Can you see gases with a thermal camera? This concept is commonly referred to as Optical Gas Imaging (OGI) and employs spectral filtering and various sensor optimizations such as cooling the thermal sensor to detect the absorptive and emissive properties of various gas compounds. In the resulting image, escaping gases look like smoke against a contrasting background. Video can be viewed in real time and can be recorded in the camera for tracking, archiving, and reporting. Once again, the Workswell GIS 320 thermal camera is a great option due to its compact size.
How are thermal/infrared drones used for Firefighting? Fire departments have been using handheld thermal imaging cameras for some time now. With thermal drones, crews can get a live stream of structure fires, wildfires, and forest fires from above as they can see through smoke. For wild and forest fires being able to see through smoke to identify the edge of the fire is crucial when planning the attack, not to mention identifying smoldering hot spots that can flare up. For structure fires thermal drones can provide valuable information about roof integrity. Giving ground crews valuable information about burn through rates and fire flow paths. For more information on how fire departments are using infrared drones see our 2017 infographic on firefighting drones.
How can drones be used for roof inspections? Remote aerial sensing technology gives inspection personnel more thorough, frequent, safer, and efficient inspections. Drones equipped with infrared cameras can be used to detect irregularities in insulation and pooling water. With a zoom camera drone, inspectors can visually identify problems without having to be physically there. This means greater efficiency for the inspector while providing better data to the client.
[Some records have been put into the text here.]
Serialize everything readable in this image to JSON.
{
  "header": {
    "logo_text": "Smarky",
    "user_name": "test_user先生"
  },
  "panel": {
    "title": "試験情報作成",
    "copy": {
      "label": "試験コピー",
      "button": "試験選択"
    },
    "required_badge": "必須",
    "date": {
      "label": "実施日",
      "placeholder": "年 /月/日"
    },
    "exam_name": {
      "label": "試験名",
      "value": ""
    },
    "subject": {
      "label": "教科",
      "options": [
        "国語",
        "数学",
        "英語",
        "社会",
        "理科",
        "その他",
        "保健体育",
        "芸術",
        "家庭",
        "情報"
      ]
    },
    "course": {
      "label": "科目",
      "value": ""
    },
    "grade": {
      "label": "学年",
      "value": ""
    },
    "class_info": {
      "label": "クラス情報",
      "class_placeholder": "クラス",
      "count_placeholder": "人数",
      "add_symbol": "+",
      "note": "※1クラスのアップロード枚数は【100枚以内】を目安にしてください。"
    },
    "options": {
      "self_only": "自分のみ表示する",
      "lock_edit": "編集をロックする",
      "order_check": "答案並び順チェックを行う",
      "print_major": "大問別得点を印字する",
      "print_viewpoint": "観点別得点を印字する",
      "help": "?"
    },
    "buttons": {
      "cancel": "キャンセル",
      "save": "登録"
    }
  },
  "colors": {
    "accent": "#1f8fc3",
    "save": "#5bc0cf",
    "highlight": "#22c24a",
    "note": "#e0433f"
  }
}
Is the Inspire 2 compatible/work with the DJI Zenmuse XT or XT2? The Inspire 2 is not compatible with the DJI Zenmuse XT or DJI Zenmuse XT2. We here at Dronefly offer a solution to this problem. The FLIR Touch upgrade kit is a self-powered gimbal specifically designed to carry the FLIR Vue Pro. This add on gimbal gives the Inspire 2 the ability to capture thermal data while being able to carry either the DJI Zenmuse X4S or DJI Zenmuse X5S cameras.
This work is licensed under a Creative Commons Attribution-NonCommercial 4.0 International License.